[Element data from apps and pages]
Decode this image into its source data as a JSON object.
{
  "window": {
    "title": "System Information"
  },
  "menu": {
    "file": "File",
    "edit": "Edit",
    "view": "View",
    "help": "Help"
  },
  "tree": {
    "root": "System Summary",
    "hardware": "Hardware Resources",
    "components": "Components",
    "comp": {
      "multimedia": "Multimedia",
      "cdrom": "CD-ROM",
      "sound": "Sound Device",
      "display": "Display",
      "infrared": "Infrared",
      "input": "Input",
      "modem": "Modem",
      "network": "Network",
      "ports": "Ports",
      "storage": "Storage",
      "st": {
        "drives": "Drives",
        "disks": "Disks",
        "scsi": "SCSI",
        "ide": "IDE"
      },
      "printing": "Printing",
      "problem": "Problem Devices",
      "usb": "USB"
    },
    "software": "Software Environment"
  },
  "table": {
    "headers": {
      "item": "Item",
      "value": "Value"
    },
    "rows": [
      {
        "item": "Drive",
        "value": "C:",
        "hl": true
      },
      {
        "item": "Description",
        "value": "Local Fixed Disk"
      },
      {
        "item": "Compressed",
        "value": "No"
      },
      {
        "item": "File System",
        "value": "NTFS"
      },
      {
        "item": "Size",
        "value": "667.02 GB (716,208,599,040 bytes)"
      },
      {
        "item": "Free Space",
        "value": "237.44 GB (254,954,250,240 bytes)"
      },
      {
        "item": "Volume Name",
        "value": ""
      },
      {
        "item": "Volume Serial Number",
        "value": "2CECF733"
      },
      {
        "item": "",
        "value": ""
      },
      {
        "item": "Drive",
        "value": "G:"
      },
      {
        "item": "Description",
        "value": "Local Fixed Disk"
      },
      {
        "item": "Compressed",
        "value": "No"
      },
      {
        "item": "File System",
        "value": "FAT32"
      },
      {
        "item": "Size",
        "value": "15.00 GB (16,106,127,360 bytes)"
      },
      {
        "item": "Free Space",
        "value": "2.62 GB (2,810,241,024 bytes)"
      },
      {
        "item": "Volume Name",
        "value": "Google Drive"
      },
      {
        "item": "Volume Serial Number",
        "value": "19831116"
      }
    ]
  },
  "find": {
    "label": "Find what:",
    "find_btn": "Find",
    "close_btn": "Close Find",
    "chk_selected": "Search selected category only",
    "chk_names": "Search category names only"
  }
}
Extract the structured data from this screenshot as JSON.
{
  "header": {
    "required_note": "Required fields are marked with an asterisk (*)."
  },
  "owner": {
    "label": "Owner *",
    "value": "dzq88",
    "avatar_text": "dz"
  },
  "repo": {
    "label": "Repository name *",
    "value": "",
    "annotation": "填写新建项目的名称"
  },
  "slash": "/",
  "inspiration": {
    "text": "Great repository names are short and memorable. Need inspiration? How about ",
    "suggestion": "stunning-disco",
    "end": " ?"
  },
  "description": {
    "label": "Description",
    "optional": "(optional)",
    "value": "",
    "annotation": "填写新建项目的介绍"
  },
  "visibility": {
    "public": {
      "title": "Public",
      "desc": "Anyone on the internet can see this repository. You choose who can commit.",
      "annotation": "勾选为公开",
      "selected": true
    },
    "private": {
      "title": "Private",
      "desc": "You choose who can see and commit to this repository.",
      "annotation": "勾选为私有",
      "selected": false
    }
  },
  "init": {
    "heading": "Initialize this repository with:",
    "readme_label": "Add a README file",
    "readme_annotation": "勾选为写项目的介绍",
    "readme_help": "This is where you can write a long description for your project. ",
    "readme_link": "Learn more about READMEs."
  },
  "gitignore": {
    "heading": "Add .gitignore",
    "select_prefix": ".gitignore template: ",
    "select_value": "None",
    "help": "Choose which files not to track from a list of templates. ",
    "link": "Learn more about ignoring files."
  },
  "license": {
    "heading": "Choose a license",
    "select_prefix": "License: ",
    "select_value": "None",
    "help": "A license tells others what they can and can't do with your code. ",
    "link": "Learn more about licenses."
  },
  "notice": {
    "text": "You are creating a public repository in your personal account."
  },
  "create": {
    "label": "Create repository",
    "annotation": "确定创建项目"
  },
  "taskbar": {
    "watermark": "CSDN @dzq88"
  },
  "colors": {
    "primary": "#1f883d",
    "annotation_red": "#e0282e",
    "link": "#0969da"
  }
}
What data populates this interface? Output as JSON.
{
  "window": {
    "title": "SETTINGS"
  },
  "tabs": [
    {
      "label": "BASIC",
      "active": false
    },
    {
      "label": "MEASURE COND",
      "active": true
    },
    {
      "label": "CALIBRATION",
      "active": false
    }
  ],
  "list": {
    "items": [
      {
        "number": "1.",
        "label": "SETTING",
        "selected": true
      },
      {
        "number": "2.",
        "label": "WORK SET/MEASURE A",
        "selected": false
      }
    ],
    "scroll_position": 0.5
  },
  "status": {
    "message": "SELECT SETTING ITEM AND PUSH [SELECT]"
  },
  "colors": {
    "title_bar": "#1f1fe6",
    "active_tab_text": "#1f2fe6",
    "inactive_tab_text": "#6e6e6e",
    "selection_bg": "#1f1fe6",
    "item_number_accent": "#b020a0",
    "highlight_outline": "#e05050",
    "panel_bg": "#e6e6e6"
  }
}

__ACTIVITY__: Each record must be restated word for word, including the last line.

__SOLUTION__:
Decode this image into its source data as a JSON object.
{
  "window": {
    "title": "System Information"
  },
  "menu": {
    "file": "File",
    "edit": "Edit",
    "view": "View",
    "help": "Help"
  },
  "tree": {
    "root": "System Summary",
    "hardware": "Hardware Resources",
    "components": "Components",
    "comp": {
      "multimedia": "Multimedia",
      "cdrom": "CD-ROM",
      "sound": "Sound Device",
      "display": "Display",
      "infrared": "Infrared",
      "input": "Input",
      "modem": "Modem",
      "network": "Network",
      "ports": "Ports",
      "storage": "Storage",
      "st": {
        "drives": "Drives",
        "disks": "Disks",
        "scsi": "SCSI",
        "ide": "IDE"
      },
      "printing": "Printing",
      "problem": "Problem Devices",
      "usb": "USB"
    },
    "software": "Software Environment"
  },
  "table": {
    "headers": {
      "item": "Item",
      "value": "Value"
    },
    "rows": [
      {
        "item": "Drive",
        "value": "C:",
        "hl": true
      },
      {
        "item": "Description",
        "value": "Local Fixed Disk"
      },
      {
        "item": "Compressed",
        "value": "No"
      },
      {
        "item": "File System",
        "value": "NTFS"
      },
      {
        "item": "Size",
        "value": "667.02 GB (716,208,599,040 bytes)"
      },
      {
        "item": "Free Space",
        "value": "237.44 GB (254,954,250,240 bytes)"
      },
      {
        "item": "Volume Name",
        "value": ""
      },
      {
        "item": "Volume Serial Number",
        "value": "2CECF733"
      },
      {
        "item": "",
        "value": ""
      },
      {
        "item": "Drive",
        "value": "G:"
      },
      {
        "item": "Description",
        "value": "Local Fixed Disk"
      },
      {
        "item": "Compressed",
        "value": "No"
      },
      {
        "item": "File System",
        "value": "FAT32"
      },
      {
        "item": "Size",
        "value": "15.00 GB (16,106,127,360 bytes)"
      },
      {
        "item": "Free Space",
        "value": "2.62 GB (2,810,241,024 bytes)"
      },
      {
        "item": "Volume Name",
        "value": "Google Drive"
      },
      {
        "item": "Volume Serial Number",
        "value": "19831116"
      }
    ]
  },
  "find": {
    "label": "Find what:",
    "find_btn": "Find",
    "close_btn": "Close Find",
    "chk_selected": "Search selected category only",
    "chk_names": "Search category names only"
  }
}
Extract the structured data from this screenshot as JSON.
{
  "header": {
    "required_note": "Required fields are marked with an asterisk (*)."
  },
  "owner": {
    "label": "Owner *",
    "value": "dzq88",
    "avatar_text": "dz"
  },
  "repo": {
    "label": "Repository name *",
    "value": "",
    "annotation": "填写新建项目的名称"
  },
  "slash": "/",
  "inspiration": {
    "text": "Great repository names are short and memorable. Need inspiration? How about ",
    "suggestion": "stunning-disco",
    "end": " ?"
  },
  "description": {
    "label": "Description",
    "optional": "(optional)",
    "value": "",
    "annotation": "填写新建项目的介绍"
  },
  "visibility": {
    "public": {
      "title": "Public",
      "desc": "Anyone on the internet can see this repository. You choose who can commit.",
      "annotation": "勾选为公开",
      "selected": true
    },
    "private": {
      "title": "Private",
      "desc": "You choose who can see and commit to this repository.",
      "annotation": "勾选为私有",
      "selected": false
    }
  },
  "init": {
    "heading": "Initialize this repository with:",
    "readme_label": "Add a README file",
    "readme_annotation": "勾选为写项目的介绍",
    "readme_help": "This is where you can write a long description for your project. ",
    "readme_link": "Learn more about READMEs."
  },
  "gitignore": {
    "heading": "Add .gitignore",
    "select_prefix": ".gitignore template: ",
    "select_value": "None",
    "help": "Choose which files not to track from a list of templates. ",
    "link": "Learn more about ignoring files."
  },
  "license": {
    "heading": "Choose a license",
    "select_prefix": "License: ",
    "select_value": "None",
    "help": "A license tells others what they can and can't do with your code. ",
    "link": "Learn more about licenses."
  },
  "notice": {
    "text": "You are creating a public repository in your personal account."
  },
  "create": {
    "label": "Create repository",
    "annotation": "确定创建项目"
  },
  "taskbar": {
    "watermark": "CSDN @dzq88"
  },
  "colors": {
    "primary": "#1f883d",
    "annotation_red": "#e0282e",
    "link": "#0969da"
  }
}
What data populates this interface? Output as JSON.
{
  "window": {
    "title": "SETTINGS"
  },
  "tabs": [
    {
      "label": "BASIC",
      "active": false
    },
    {
      "label": "MEASURE COND",
      "active": true
    },
    {
      "label": "CALIBRATION",
      "active": false
    }
  ],
  "list": {
    "items": [
      {
        "number": "1.",
        "label": "SETTING",
        "selected": true
      },
      {
        "number": "2.",
        "label": "WORK SET/MEASURE A",
        "selected": false
      }
    ],
    "scroll_position": 0.5
  },
  "status": {
    "message": "SELECT SETTING ITEM AND PUSH [SELECT]"
  },
  "colors": {
    "title_bar": "#1f1fe6",
    "active_tab_text": "#1f2fe6",
    "inactive_tab_text": "#6e6e6e",
    "selection_bg": "#1f1fe6",
    "item_number_accent": "#b020a0",
    "highlight_outline": "#e05050",
    "panel_bg": "#e6e6e6"
  }
}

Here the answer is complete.